This workshop explores a complementary approach: reducing youth risk by maintaining clear roles and boundaries ourselves. Building school and family cultures with both connection and boundaries allows us, and the youth in our lives, to understand sexual exploitation and abuse as boundary violations. Using the framework of boundaries, manipulations and risks can be more easily identified and responded to by both adults and youth. This workshop closes by introducing strategies to support youth following abusive experiences.
Closing the Communication Gap (download available via Google Drive)
Naomi Barry, Lead Educator at the Advocacy Center of Tompkins County
Have you ever had a conversation with a youth in your life that basically consisted of single syllable words or that ended in yelling but you still can’t figure out why? Well, then you are in very good company. Stress, misunderstanding, struggles for independence, and best intentions can often lead to a significant breakdown in communication between caregivers and youth. So, how can we possibly have difficult conversations about their wellbeing? Closing the Gap is a curriculum developed by LOVE146, an anti-trafficking organization, that is specifically designed to help caregivers build the needed skills to reduce youth risk through stress identification, understanding behaviors, enhancing communication, prioritizing needs, and planning for safety. While the entire Closing the Gap Program is 6 hours long, this workshop will introduce the concepts it covers and provide an opportunity to engage with portions of the program.

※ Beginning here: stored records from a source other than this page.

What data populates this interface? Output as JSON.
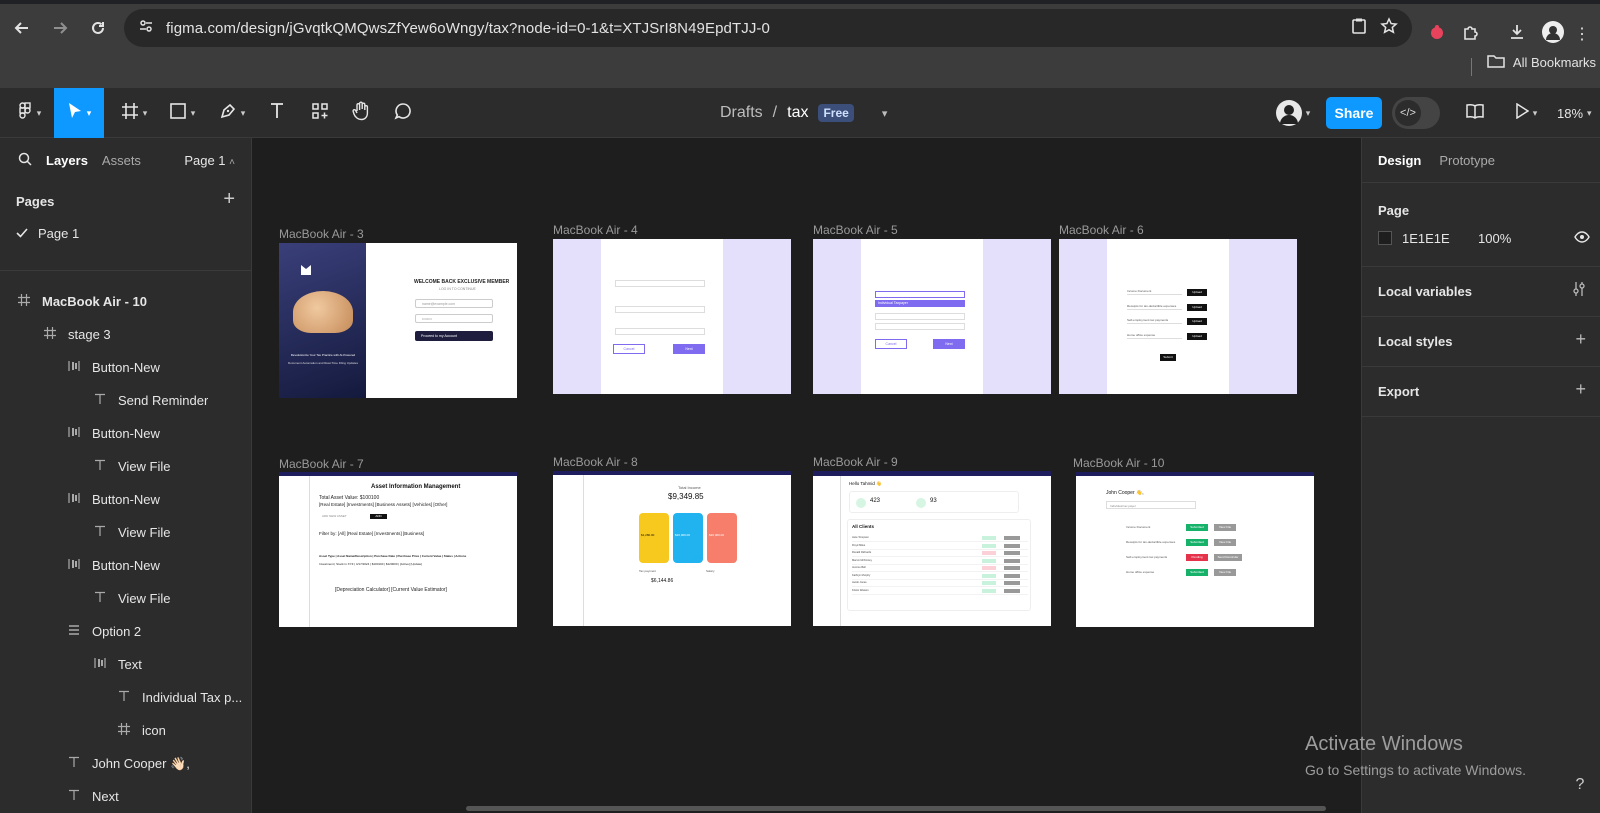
{
  "browser": {
    "url": "figma.com/design/jGvqtkQMQwsZfYew6oWngy/tax?node-id=0-1&t=XTJSrI8N49EpdTJJ-0",
    "all_bookmarks": "All Bookmarks"
  },
  "toolbar": {
    "breadcrumb_drafts": "Drafts",
    "breadcrumb_sep": "/",
    "file_name": "tax",
    "plan_badge": "Free",
    "share_label": "Share",
    "zoom": "18%"
  },
  "left_panel": {
    "tab_layers": "Layers",
    "tab_assets": "Assets",
    "page_selector": "Page 1",
    "pages_title": "Pages",
    "pages": [
      "Page 1"
    ],
    "layers": [
      {
        "label": "MacBook Air - 10",
        "icon": "frame-icon",
        "bold": true
      },
      {
        "label": "stage 3",
        "icon": "frame-icon"
      },
      {
        "label": "Button-New",
        "icon": "auto-layout-icon"
      },
      {
        "label": "Send Reminder",
        "icon": "text-icon"
      },
      {
        "label": "Button-New",
        "icon": "auto-layout-icon"
      },
      {
        "label": "View File",
        "icon": "text-icon"
      },
      {
        "label": "Button-New",
        "icon": "auto-layout-icon"
      },
      {
        "label": "View File",
        "icon": "text-icon"
      },
      {
        "label": "Button-New",
        "icon": "auto-layout-icon"
      },
      {
        "label": "View File",
        "icon": "text-icon"
      },
      {
        "label": "Option 2",
        "icon": "rows-icon"
      },
      {
        "label": "Text",
        "icon": "auto-layout-icon"
      },
      {
        "label": "Individual Tax p...",
        "icon": "text-icon"
      },
      {
        "label": "icon",
        "icon": "frame-icon"
      },
      {
        "label": "John Cooper 👋🏻,",
        "icon": "text-icon"
      },
      {
        "label": "Next",
        "icon": "text-icon"
      }
    ]
  },
  "frames": {
    "f3": {
      "title": "MacBook Air - 3",
      "heading": "WELCOME BACK EXCLUSIVE MEMBER",
      "subheading": "LOG IN TO CONTINUE",
      "email_placeholder": "name@example.com",
      "password_placeholder": "••••••••",
      "button": "Proceed to my Account",
      "tagline": "Revolutionize Your Tax Practice with AI-Powered",
      "tagline2": "Document Automation and Real-Time Filing Updates"
    },
    "f4": {
      "title": "MacBook Air - 4",
      "cancel": "Cancel",
      "next": "Next"
    },
    "f5": {
      "title": "MacBook Air - 5",
      "option_selected": "Individual Taxpayer",
      "cancel": "Cancel",
      "next": "Next"
    },
    "f6": {
      "title": "MacBook Air - 6",
      "rows": [
        "Income Document",
        "Receipts for tax-deductible expenses",
        "Self-employment tax payments",
        "Home office expense"
      ],
      "upload": "Upload",
      "submit": "Submit"
    },
    "f7": {
      "title": "MacBook Air - 7",
      "heading": "Asset Information Management",
      "total": "Total Asset Value: $100100",
      "categories": "[Real Estate] [Investments] [Business Assets] [Vehicles] [Other]",
      "add_placeholder": "ADD NEW ASSET",
      "add_btn": "ADD",
      "filter": "Filter by: [All] [Real Estate] [Investments] [Business]",
      "table_head": "Asset Type | Asset Name/Description | Purchase Date | Purchase Price | Current Value | Status | Actions",
      "table_row": "Investment | Stock in XYZ | 4/17/2024 | $100100 | $120000 | [Active] [Update]",
      "footer": "[Depreciation Calculator] [Current Value Estimator]"
    },
    "f8": {
      "title": "MacBook Air - 8",
      "label": "Total Income",
      "amount": "$9,349.85",
      "card1": "$1,280.00",
      "card2": "$20,000.00",
      "card3": "$20,000.00",
      "tax_label": "Tax payment",
      "tax_amount": "$6,144.86",
      "salary": "Salary"
    },
    "f9": {
      "title": "MacBook Air - 9",
      "greeting": "Hello Tahmid 👋",
      "stat1": "423",
      "stat2": "93",
      "clients_title": "All Clients",
      "clients": [
        "Jane Tompson",
        "Floyd Miles",
        "Ronald Richards",
        "Marvin McKinney",
        "Jerome Bell",
        "Kathryn Murphy",
        "Jacob Jones",
        "Kristin Watson"
      ]
    },
    "f10": {
      "title": "MacBook Air - 10",
      "greeting": "John Cooper 👋,",
      "subtitle": "Individual tax payer",
      "rows": [
        {
          "label": "Income Document",
          "status": "Submitted",
          "action": "View File"
        },
        {
          "label": "Receipts for tax-deductible expenses",
          "status": "Submitted",
          "action": "View File"
        },
        {
          "label": "Self-employment tax payments",
          "status": "Pending",
          "action": "Send Reminder"
        },
        {
          "label": "Home office expense",
          "status": "Submitted",
          "action": "View File"
        }
      ]
    }
  },
  "right_panel": {
    "tab_design": "Design",
    "tab_prototype": "Prototype",
    "page_section": "Page",
    "bg_color": "1E1E1E",
    "bg_opacity": "100%",
    "local_variables": "Local variables",
    "local_styles": "Local styles",
    "export": "Export"
  },
  "os": {
    "activate_title": "Activate Windows",
    "activate_sub": "Go to Settings to activate Windows.",
    "help": "?"
  },
  "colors": {
    "accent": "#0d99ff",
    "canvas": "#1e1e1e",
    "panel": "#2c2c2c",
    "lavender": "#e4e0fb",
    "purple": "#7e6bf0",
    "green": "#17b26a",
    "pending": "#e5334b"
  }
}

Protecting Youth by Building the Safety Net (download available via Google Drive)
Panel of local youth serving organizations moderated by Bridgette Nugent, Tompkins County Youth Services Department
One of the strongest ways we can protect youth from exploitation is by helping them meet their emotional, developmental, or physical needs in appropriate, healthy ways. Often, we approach youth safety by limiting who they see, where they go, or what they interact with online, all of which can unintentionally create isolation or disconnection. A more effective approach is to build strong connections and “fill their jars”- so to say- with people and resources that can meet their emotional and developmental needs in positive and healthy ways. This panel will provide you the opportunity to hear more about a selection of our community organizations, programs, and entities in Tompkins County that are providing those spaces. Presenters will share information about the work they are doing, how to connect youth or how you can support their work, and answer questions you may have.